Mumbai: The Union Budget was “disappointing” as it lacked a vision, though measures like relaxing the fiscal deficit target and simplifying income tax are positives, the PM’s economic advisory council member Ashima Goyal has said.
Goyal, who is a part-time member of the Economic Advisory Council to the Prime Minister (EAC-PM), also said that it was a “surprise” not to have a mention of the word ‘slowdown’ in the nearly three-hour long speech by finance minister Nirmala Sitharaman.
The budget document is a “balancing act” between fiscal stimulus to drive growth and the need to be responsible on spending, she said at the Indira Gandhi Institute for Development Research here over the weekend.
“Overall it (Budget) was disappointing because they didn’t bring out the vision as a first real budget of a new government. It had to give a vision,” the eminent economist said.
India’s GDP growth is expected to slip to a decadal low of 5 per cent this fiscal, pressured by domestic factors like drop in consumption, as well as global issues.
“Surprising thing is that coming at a time when everybody is disturbed about a slowdown, the word slowdown is not used at all in almost three-hour long speech.

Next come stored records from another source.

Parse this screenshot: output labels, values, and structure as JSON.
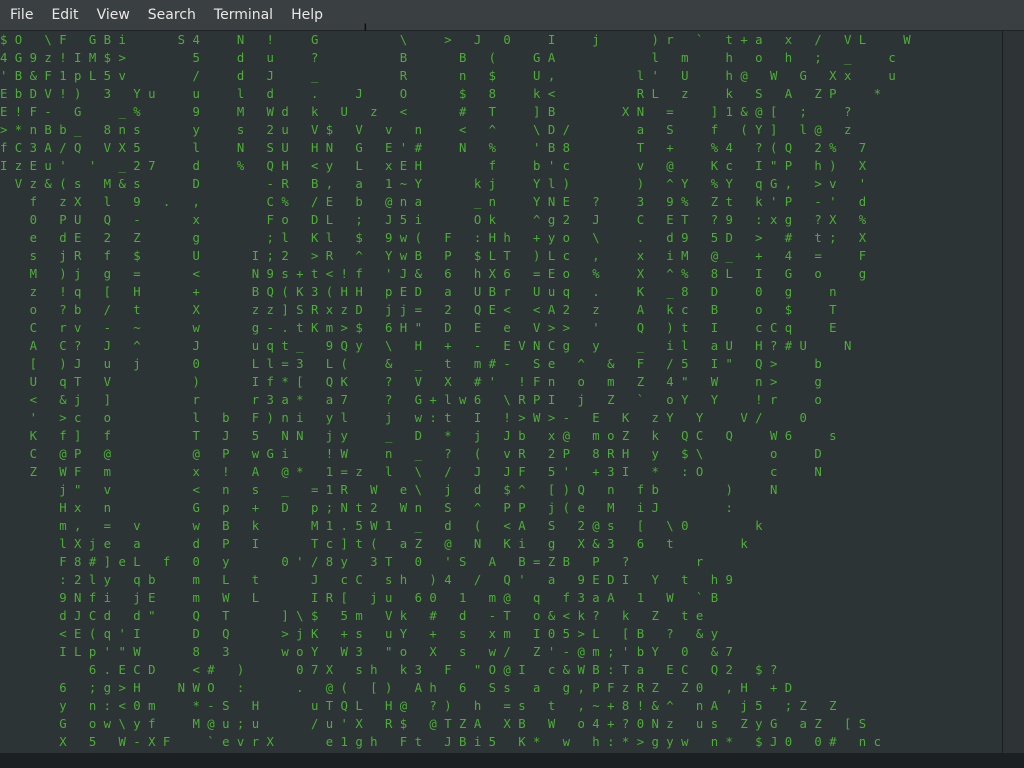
{
  "menubar": {
    "items": [
      "File",
      "Edit",
      "View",
      "Search",
      "Terminal",
      "Help"
    ]
  },
  "terminal": {
    "rows": [
      "$ O   \\ F   G B i       S 4     N   !     G           \\     >   J   0     I     j       ) r   `   t + a   x   /   V L     W",
      "4 G 9 z ! I M $ >         5     d   u     ?           B       B   (     G A             l   m     h   o   h   ;   _     c",
      "' B & F 1 p L 5 v         /     d   J     _           R       n   $     U ,           l '   U     h @   W   G   X x     u",
      "E b D V ! )   3   Y u     u     l   d     .     J     O       $   8     k <           R L   z     k   S   A   Z P     *",
      "E ! F -   G     _ %       9     M   W d   k   U   z   <       #   T     ] B         X N   =     ] 1 & @ [   ;     ?",
      "> * n B b _   8 n s       y     s   2 u   V $   V   v   n     <   ^     \\ D /         a   S     f   ( Y ]   l @   z",
      "f C 3 A / Q   V X 5       l     N   S U   H N   G   E ' #     N   %     ' B 8         T   +     % 4   ? ( Q   2 %   7",
      "I z E u '   '   _ 2 7     d     %   Q H   < y   L   x E H         f     b ' c         v   @     K c   I \" P   h )   X",
      "  V z & ( s   M & s       D         - R   B ,   a   1 ~ Y       k j     Y l )         )   ^ Y   % Y   q G ,   > v   '",
      "    f   z X   l   9   .   ,         C %   / E   b   @ n a       _ n     Y N E   ?     3   9 %   Z t   k ' P   - '   d",
      "    0   P U   Q   -       x         F o   D L   ;   J 5 i       O k     ^ g 2   J     C   E T   ? 9   : x g   ? X   %",
      "    e   d E   2   Z       g         ; l   K l   $   9 w (   F   : H h   + y o   \\     .   d 9   5 D   >   #   t ;   X",
      "    s   j R   f   $       U       I ; 2   > R   ^   Y w B   P   $ L T   ) L c   ,     x   i M   @ _   +   4   =     F",
      "    M   ) j   g   =       <       N 9 s + t < ! f   ' J &   6   h X 6   = E o   %     X   ^ %   8 L   I   G   o     g",
      "    z   ! q   [   H       +       B Q ( K 3 ( H H   p E D   a   U B r   U u q   .     K   _ 8   D     0   g     n",
      "    o   ? b   /   t       X       z z ] S R x z D   j j =   2   Q E <   < A 2   z     A   k c   B     o   $     T",
      "    C   r v   -   ~       w       g - . t K m > $   6 H \"   D   E   e   V > >   '     Q   ) t   I     c C q     E",
      "    A   C ?   J   ^       J       u q t _   9 Q y   \\   H   +   -   E V N C g   y     _   i l   a U   H ? # U     N",
      "    [   ) J   u   j       0       L l = 3   L (     &   _   t   m # -   S e   ^   &   F   / 5   I \"   Q >     b",
      "    U   q T   V           )       I f * [   Q K     ?   V   X   # '   ! F n   o   m   Z   4 \"   W     n >     g",
      "    <   & j   ]           r       r 3 a *   a 7     ?   G + l w 6   \\ R P I   j   Z   `   o Y   Y     ! r     o",
      "    '   > c   o           l   b   F ) n i   y l     j   w : t   I   ! > W > -   E   K   z Y   Y     V /     0",
      "    K   f ]   f           T   J   5   N N   j y     _   D   *   j   J b   x @   m o Z   k   Q C   Q     W 6     s",
      "    C   @ P   @           @   P   w G i     ! W     n   _   ?   (   v R   2 P   8 R H   y   $ \\         o     D",
      "    Z   W F   m           x   !   A   @ *   1 = z   l   \\   /   J   J F   5 '   + 3 I   *   : O         c     N",
      "        j \"   v           <   n   s   _   = 1 R   W   e \\   j   d   $ ^   [ ) Q   n   f b         )     N",
      "        H x   n           G   p   +   D   p ; N t 2   W n   S   ^   P P   j ( e   M   i J         :",
      "        m ,   =   v       w   B   k       M 1 . 5 W 1   _   d   (   < A   S   2 @ s   [   \\ 0         k",
      "        l X j e   a       d   P   I       T c ] t (   a Z   @   N   K i   g   X & 3   6   t         k",
      "        F 8 # ] e L   f   0   y       0 ' / 8 y   3 T   0   ' S   A   B = Z B   P   ?         r",
      "        : 2 l y   q b     m   L   t       J   c C   s h   ) 4   /   Q '   a   9 E D I   Y   t   h 9",
      "        9 N f i   j E     m   W   L       I R [   j u   6 0   1   m @   q   f 3 a A   1   W   ` B",
      "        d J C d   d \"     Q   T       ] \\ $   5 m   V k   #   d   - T   o & < k ?   k   Z   t e",
      "        < E ( q ' I       D   Q       > j K   + s   u Y   +   s   x m   I 0 5 > L   [ B   ?   & y",
      "        I L p ' \" W       8   3       w o Y   W 3   \" o   X   s   w /   Z ' - @ m ; ' b Y   0   & 7",
      "            6 . E C D     < #   )       0 7 X   s h   k 3   F   \" O @ I   c & W B : T a   E C   Q 2   $ ?",
      "        6   ; g > H     N W O   :       .   @ (   [ )   A h   6   S s   a   g , P F z R Z   Z 0   , H   + D",
      "        y   n : < 0 m     * - S   H       u T Q L   H @   ? )   h   = s   t   , ~ + 8 ! & ^   n A   j 5   ; Z   Z",
      "        G   o w \\ y f     M @ u ; u       / u ' X   R $   @ T Z A   X B   W   o 4 + ? 0 N z   u s   Z y G   a Z   [ S",
      "        X   5   W - X F     ` e v r X       e 1 g h   F t   J B i 5   K *   w   h : * > g y w   n *   $ J 0   0 #   n c"
    ]
  }
}
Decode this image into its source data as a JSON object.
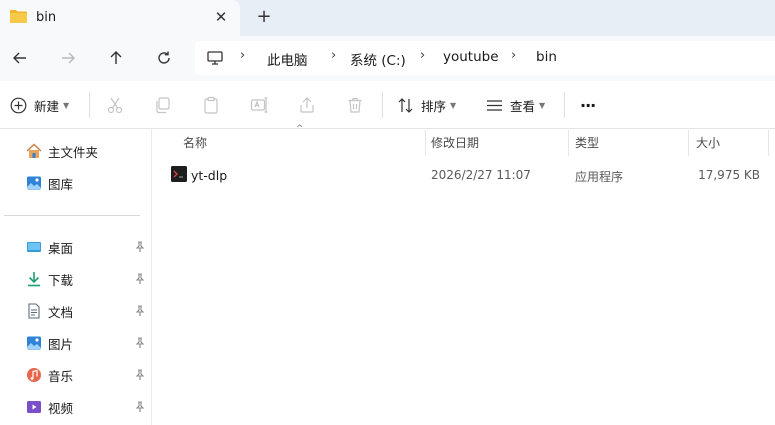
{
  "tab": {
    "title": "bin",
    "close": "✕",
    "new": "+"
  },
  "breadcrumb": {
    "items": [
      "此电脑",
      "系统 (C:)",
      "youtube",
      "bin"
    ],
    "separator": "›"
  },
  "toolbar": {
    "new_label": "新建",
    "sort_label": "排序",
    "view_label": "查看",
    "more": "···"
  },
  "sidebar": {
    "top": [
      {
        "label": "主文件夹",
        "icon": "home-icon"
      },
      {
        "label": "图库",
        "icon": "gallery-icon"
      }
    ],
    "pinned": [
      {
        "label": "桌面",
        "icon": "desktop-icon"
      },
      {
        "label": "下载",
        "icon": "download-icon"
      },
      {
        "label": "文档",
        "icon": "document-icon"
      },
      {
        "label": "图片",
        "icon": "pictures-icon"
      },
      {
        "label": "音乐",
        "icon": "music-icon"
      },
      {
        "label": "视频",
        "icon": "video-icon"
      }
    ]
  },
  "columns": {
    "name": "名称",
    "modified": "修改日期",
    "type": "类型",
    "size": "大小"
  },
  "files": [
    {
      "name": "yt-dlp",
      "modified": "2026/2/27 11:07",
      "type": "应用程序",
      "size": "17,975 KB",
      "icon": "terminal-app-icon"
    }
  ],
  "colors": {
    "accent": "#0067c0",
    "tabstrip": "#e8eef5",
    "chrome": "#f7f9fb",
    "folder": "#f7c948"
  }
}
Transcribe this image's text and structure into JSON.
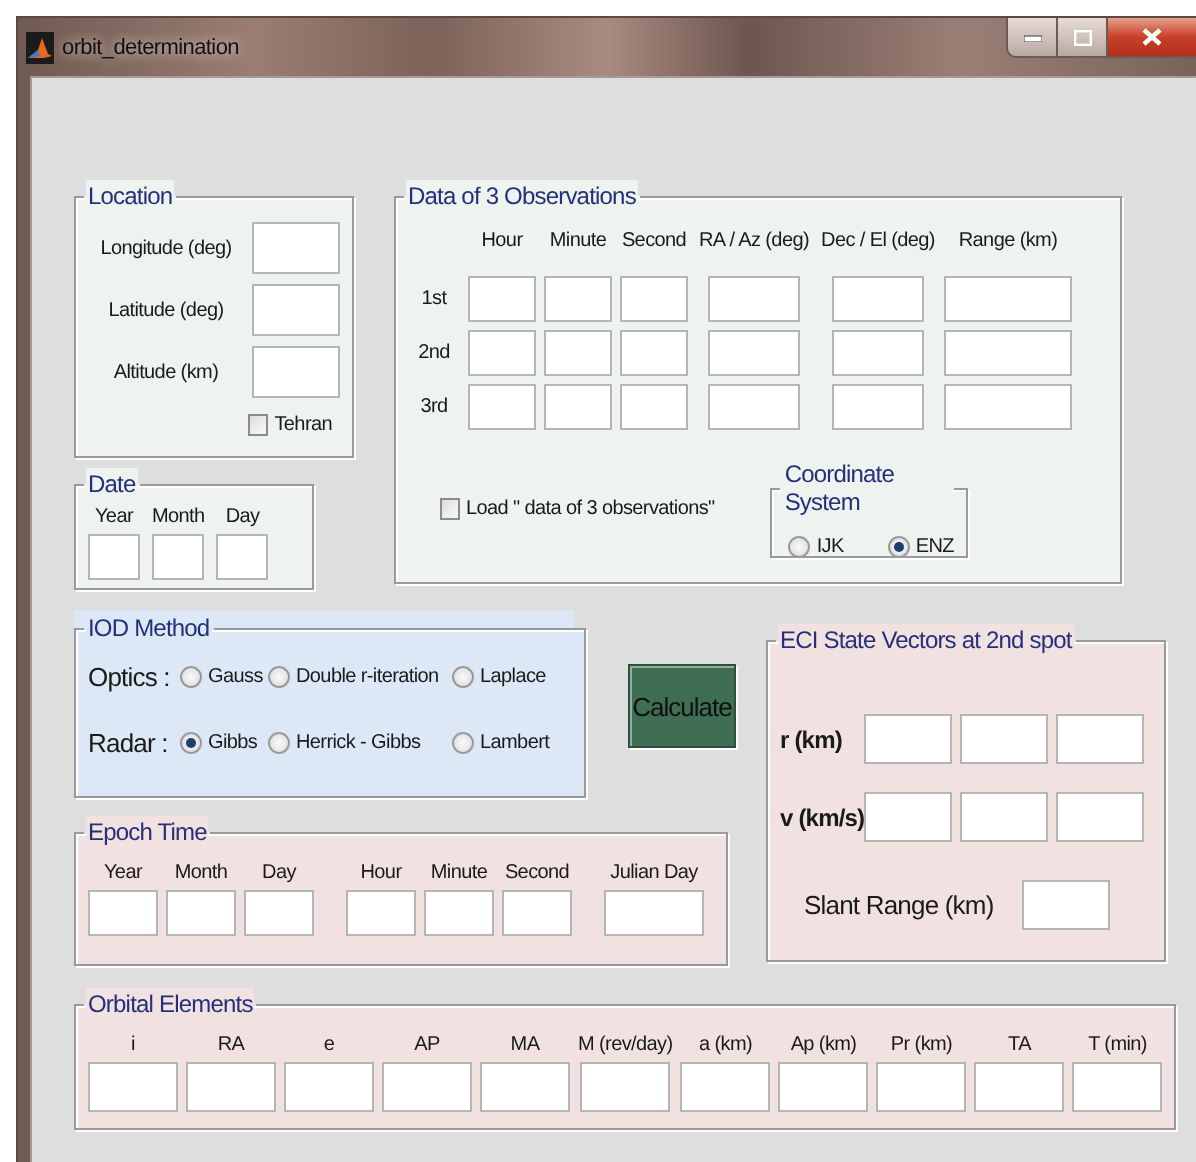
{
  "window": {
    "title": "orbit_determination"
  },
  "location": {
    "title": "Location",
    "fields": [
      "Longitude (deg)",
      "Latitude (deg)",
      "Altitude (km)"
    ],
    "tehran": {
      "label": "Tehran",
      "checked": false
    }
  },
  "date": {
    "title": "Date",
    "columns": [
      "Year",
      "Month",
      "Day"
    ]
  },
  "observations": {
    "title": "Data of 3 Observations",
    "columns": [
      "Hour",
      "Minute",
      "Second",
      "RA / Az (deg)",
      "Dec / El (deg)",
      "Range (km)"
    ],
    "rows": [
      "1st",
      "2nd",
      "3rd"
    ],
    "load": {
      "label": "Load \" data of 3 observations\"",
      "checked": false
    },
    "coordinate_system": {
      "title": "Coordinate System",
      "options": [
        {
          "label": "IJK",
          "selected": false
        },
        {
          "label": "ENZ",
          "selected": true
        }
      ]
    }
  },
  "iod_method": {
    "title": "IOD Method",
    "groups": [
      {
        "label": "Optics :",
        "options": [
          {
            "label": "Gauss",
            "selected": false
          },
          {
            "label": "Double r-iteration",
            "selected": false
          },
          {
            "label": "Laplace",
            "selected": false
          }
        ]
      },
      {
        "label": "Radar :",
        "options": [
          {
            "label": "Gibbs",
            "selected": true
          },
          {
            "label": "Herrick - Gibbs",
            "selected": false
          },
          {
            "label": "Lambert",
            "selected": false
          }
        ]
      }
    ]
  },
  "calculate_button": "Calculate",
  "epoch_time": {
    "title": "Epoch Time",
    "columns": [
      "Year",
      "Month",
      "Day",
      "Hour",
      "Minute",
      "Second",
      "Julian Day"
    ]
  },
  "eci_state_vectors": {
    "title": "ECI State Vectors at 2nd spot",
    "vectors": [
      "r (km)",
      "v (km/s)"
    ],
    "slant_range": "Slant Range (km)"
  },
  "orbital_elements": {
    "title": "Orbital Elements",
    "columns": [
      "i",
      "RA",
      "e",
      "AP",
      "MA",
      "M (rev/day)",
      "a (km)",
      "Ap (km)",
      "Pr (km)",
      "TA",
      "T (min)"
    ]
  }
}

There was no discussion on how the Budget is going to attack slowdown,” Goyal said.
She further said Sitharaman was in a “catch-22” situation from the word go in the Budget making process, wherein any action would have left someone unhappy.
However, the finance minister has achieved a “balancing act” through her moves, Goyal said.
She elaborated that by adopting the ‘exit clause’ under the Fiscal Responsibility and Budget Management (FRBM) Act, the government gave a stimulus to growth and yet affirmed commitment to rules against fiscal profligacy.
To drive the point further, she said a 0.5 percentage point relaxation in fiscal deficit target offered under the exit clause makes lot of resources available, considering that the overall size of the economy is nearly USD 3 trillion.
Goyal also welcomed the government’s resolve not to adopt policies similar to the response following the 2008 financial crisis.
She said in 2008-09, the fiscal deficit had gone up by 4 percentage points and the interest rates were also taken to record lows to stimulate growth.
There is also an attempt by the government to direct expenditure more towards capital expenditure, which suggests that the quality of the fiscal deficit is better now.
The Budget also has other positives like the ones on taxation, where there is greater focus on trust and simplification, she said, welcoming the debated moves on exemptions.
The government’s moves on frontloading expenditure to early part of the fiscal year will also help, she said.
The measures on helping smaller non-bank lenders will prop up the economy as liquidity is still an issue for lot of players in the system, she noted.
The government has been “opportunistic” on the transparency front, she said, adding that credibility has been added by stating the off-budget borrowings through entities like the Food Corporation of India.
On banks’ reluctance to pass on RBI’s rate cuts, she cited pressure from both the elevated small savings interest rates and also the dependence of a large population on interest income.
“We are not willing as an economy to move to a lower interest rate, lower inflation economy,” she said.
On the resource mobilisation front, she acknowledged that people are getting “cynical” with the privatisation targets after a massive under-performance on this front in FY20, but seemed to suggest that work already undertaken, like in the case of Air India, will reap revenues.
Meanwhile, she also flagged implementation issues on the budgetary targets, suggesting that the revenue increase targets are very high.
Goyal also pitched for a relook at the the subsidy model, highlighting food subsidies to illustrate that the consumption habits have changed.